You found the perfect home. It’s gorgeous, energy efficient, in a great neighborhood and well within your budget. You wonder to yourself, “why is this perfect home still on the market?” Then you read the disclosures. Your perfect pad has a serious radon problem.
Radon and You: 7 Things to Know
Radon is a reasonably common problem in homes, so if you come across a house that you absolutely adore, you’re not even remotely out of luck. Instead, you may reap the benefits of someone else’s lack of information about the gas. Here are seven things to know if you’re considering a home with a radon problem:

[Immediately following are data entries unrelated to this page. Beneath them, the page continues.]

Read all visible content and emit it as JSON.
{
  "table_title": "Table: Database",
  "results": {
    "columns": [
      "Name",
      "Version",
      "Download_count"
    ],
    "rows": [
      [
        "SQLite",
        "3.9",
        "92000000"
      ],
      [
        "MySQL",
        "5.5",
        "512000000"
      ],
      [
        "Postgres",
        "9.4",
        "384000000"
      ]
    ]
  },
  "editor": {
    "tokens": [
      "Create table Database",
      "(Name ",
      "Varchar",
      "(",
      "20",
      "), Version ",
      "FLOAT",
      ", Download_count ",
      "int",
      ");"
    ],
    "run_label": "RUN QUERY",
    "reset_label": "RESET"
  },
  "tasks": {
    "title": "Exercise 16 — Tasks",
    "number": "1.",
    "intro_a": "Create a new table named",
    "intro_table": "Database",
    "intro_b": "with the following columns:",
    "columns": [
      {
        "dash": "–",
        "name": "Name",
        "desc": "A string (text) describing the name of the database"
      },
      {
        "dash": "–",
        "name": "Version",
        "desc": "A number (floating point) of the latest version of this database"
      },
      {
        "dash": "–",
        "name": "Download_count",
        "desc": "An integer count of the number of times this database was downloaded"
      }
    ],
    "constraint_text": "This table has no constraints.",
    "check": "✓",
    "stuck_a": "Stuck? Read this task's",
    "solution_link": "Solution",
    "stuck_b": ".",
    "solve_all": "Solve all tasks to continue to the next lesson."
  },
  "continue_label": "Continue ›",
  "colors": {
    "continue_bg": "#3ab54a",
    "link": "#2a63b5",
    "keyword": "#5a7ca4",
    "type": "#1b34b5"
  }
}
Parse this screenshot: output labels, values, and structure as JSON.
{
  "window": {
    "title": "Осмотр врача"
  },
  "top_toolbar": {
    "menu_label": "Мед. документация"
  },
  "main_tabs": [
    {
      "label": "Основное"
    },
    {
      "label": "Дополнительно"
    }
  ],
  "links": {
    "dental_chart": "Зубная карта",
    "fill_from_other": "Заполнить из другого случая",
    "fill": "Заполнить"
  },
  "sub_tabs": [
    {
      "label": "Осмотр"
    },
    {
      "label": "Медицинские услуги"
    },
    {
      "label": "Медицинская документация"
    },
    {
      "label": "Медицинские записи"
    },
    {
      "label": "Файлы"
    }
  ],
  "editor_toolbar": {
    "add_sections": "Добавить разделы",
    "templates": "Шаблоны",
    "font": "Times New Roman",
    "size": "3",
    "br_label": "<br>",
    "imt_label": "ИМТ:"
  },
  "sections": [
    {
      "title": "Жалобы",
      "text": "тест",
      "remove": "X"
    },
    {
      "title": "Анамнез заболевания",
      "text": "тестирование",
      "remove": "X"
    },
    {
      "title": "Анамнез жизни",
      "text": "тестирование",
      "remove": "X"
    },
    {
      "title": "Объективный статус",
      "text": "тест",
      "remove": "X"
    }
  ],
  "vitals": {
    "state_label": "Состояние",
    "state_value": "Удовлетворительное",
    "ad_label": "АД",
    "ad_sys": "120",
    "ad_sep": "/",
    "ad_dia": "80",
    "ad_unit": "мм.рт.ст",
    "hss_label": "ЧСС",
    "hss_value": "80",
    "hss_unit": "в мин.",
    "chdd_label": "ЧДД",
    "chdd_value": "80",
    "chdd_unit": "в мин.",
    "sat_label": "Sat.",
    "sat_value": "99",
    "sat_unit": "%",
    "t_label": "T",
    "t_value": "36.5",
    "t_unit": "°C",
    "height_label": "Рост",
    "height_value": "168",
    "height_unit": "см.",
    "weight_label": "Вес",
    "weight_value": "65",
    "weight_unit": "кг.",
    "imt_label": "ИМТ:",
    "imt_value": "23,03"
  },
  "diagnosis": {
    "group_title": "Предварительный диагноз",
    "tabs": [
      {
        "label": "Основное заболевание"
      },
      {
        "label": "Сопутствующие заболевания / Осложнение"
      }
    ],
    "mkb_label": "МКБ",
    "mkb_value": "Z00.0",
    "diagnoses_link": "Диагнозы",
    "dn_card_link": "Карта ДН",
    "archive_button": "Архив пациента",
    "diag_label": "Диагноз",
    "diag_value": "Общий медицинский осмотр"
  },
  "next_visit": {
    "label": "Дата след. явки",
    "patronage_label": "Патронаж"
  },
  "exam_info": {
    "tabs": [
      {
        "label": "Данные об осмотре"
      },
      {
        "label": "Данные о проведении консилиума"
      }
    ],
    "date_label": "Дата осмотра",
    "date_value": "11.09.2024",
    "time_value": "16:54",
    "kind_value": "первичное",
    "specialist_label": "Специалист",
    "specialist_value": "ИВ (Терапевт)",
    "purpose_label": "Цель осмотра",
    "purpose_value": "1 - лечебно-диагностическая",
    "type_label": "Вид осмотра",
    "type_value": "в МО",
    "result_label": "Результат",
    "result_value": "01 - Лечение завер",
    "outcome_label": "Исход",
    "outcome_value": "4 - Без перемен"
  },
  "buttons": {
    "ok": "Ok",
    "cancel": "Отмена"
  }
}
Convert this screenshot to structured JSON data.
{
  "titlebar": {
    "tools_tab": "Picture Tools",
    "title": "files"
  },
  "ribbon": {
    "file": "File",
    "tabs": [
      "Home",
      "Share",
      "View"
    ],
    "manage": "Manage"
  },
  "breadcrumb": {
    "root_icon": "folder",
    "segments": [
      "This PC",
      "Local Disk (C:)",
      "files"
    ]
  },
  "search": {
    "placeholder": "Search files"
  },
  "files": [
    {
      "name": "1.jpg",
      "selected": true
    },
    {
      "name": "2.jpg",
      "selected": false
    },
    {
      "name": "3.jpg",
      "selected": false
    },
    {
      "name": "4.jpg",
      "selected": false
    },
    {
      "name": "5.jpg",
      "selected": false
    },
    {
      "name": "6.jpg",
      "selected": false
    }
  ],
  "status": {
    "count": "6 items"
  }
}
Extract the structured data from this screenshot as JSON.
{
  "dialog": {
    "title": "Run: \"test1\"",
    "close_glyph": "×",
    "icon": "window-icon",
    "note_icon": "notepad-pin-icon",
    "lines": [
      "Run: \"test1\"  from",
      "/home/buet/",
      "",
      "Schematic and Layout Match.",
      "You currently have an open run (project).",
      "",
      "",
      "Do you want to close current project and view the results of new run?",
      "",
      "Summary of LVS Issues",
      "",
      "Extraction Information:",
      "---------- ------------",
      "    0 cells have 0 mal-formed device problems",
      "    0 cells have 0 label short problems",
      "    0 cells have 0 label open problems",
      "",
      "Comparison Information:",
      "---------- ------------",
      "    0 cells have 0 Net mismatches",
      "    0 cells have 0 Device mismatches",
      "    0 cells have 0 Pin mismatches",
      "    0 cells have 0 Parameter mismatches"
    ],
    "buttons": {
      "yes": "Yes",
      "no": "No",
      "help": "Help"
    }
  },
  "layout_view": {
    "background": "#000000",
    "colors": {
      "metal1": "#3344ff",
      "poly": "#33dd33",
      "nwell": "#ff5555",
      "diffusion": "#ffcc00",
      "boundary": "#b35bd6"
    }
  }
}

- Radon is a radioactive gas. You can’t smell it, see it or taste it, but it’s the second leading cause of lung cancer anyway. Of course, it doesn’t go straight to cancer right away, but exposure over time will increase the likelihood of lung cancer in the home’s occupants if it’s left alone.
- Testing for radon is simple. You can choose to perform a short-term, long-term or continuous test for radon levels in a building. The short-term tests are active charcoal-based and only take about a week to complete. These are the kind that is typically used by radon inspectors.
- Radon is everywhere. Radon occurs naturally in the environment as a result of the breakdown of radioactive elements, such as uranium. Because of that, it’s literally everywhere, but typically in very small amounts. It doesn’t become a problem until you’re exposed to high concentrations of the gas.
- Smokers are at higher risk of radon-related lung cancer. A 4pCi/L, the level at which radon mitigation is typically recommended, non-smokers have about the same risk of cancer as they do of dying in a car crash, that’s about 7 in 1,000 people. Smokers, on the other hand, are at a risk five times that of dying in a wreck and 62 out of 1,000 may develop lung cancer.
- You can mitigate radon in any home. With enough money and effort, any home can become a low radon zone. One in 15 homes has an unacceptably high radon level, which is why it’s so important to test yours. Note to home buyers: this is one of those things you can ask the seller to do prior to your occupancy.
- DIY is possible for radon control. Only attempt it if you’re intimately familiar with your home’s construction methods, radon gas, and sampling procedures. A bad DIY radon job isn’t like a bad paint job — incorrect processes can result in higher radon levels than before.
- It’s possible that your house itself is causing your radon levels to be high. Certain building materials that happen to be almost everywhere in your home, like drywall and concrete, tend to radiate radon in very low levels. Once in a while, though, the radon coming out of the walls is more than just a little bit. In this case, you definitely need an expert to guide the mitigation.
Just because radon is everywhere doesn’t mean you have to live with it. Radon mitigation systems are very good at removing large amounts of radon from any home. Most work by literally sucking the radon right out of the crawlspace or from underneath a poured concrete slab like what you’d find in a basement.
Slabs must be sealed and barriers installed in crawl spaces to ensure that the radon has no place to go but up and out the vacuum system. Once released into the air above your home, it’s no longer a threat and you can breathe deeply once again.
If you need a radon vacuum, make sure yours comes with a continuous monitoring system as well. It might cost a little bit extra, but you’ll know exactly if or when radon levels are unacceptable. Since levels vary throughout the year, this is a good investment in your future.
Do You Have a Pro for That?
Heck yeah! The HomeKeepr community is full of experts that can handle nearly any issue that may crop up before, during or after your home purchase. From plumbers to bankers (and even radon mitigators), your HomeKeepr family has your back. Pop on by to get the latest scoop on the very best pros in the area. Bonus: they come highly recommended by other local experts, so you know you can count on each and every home pro in the community.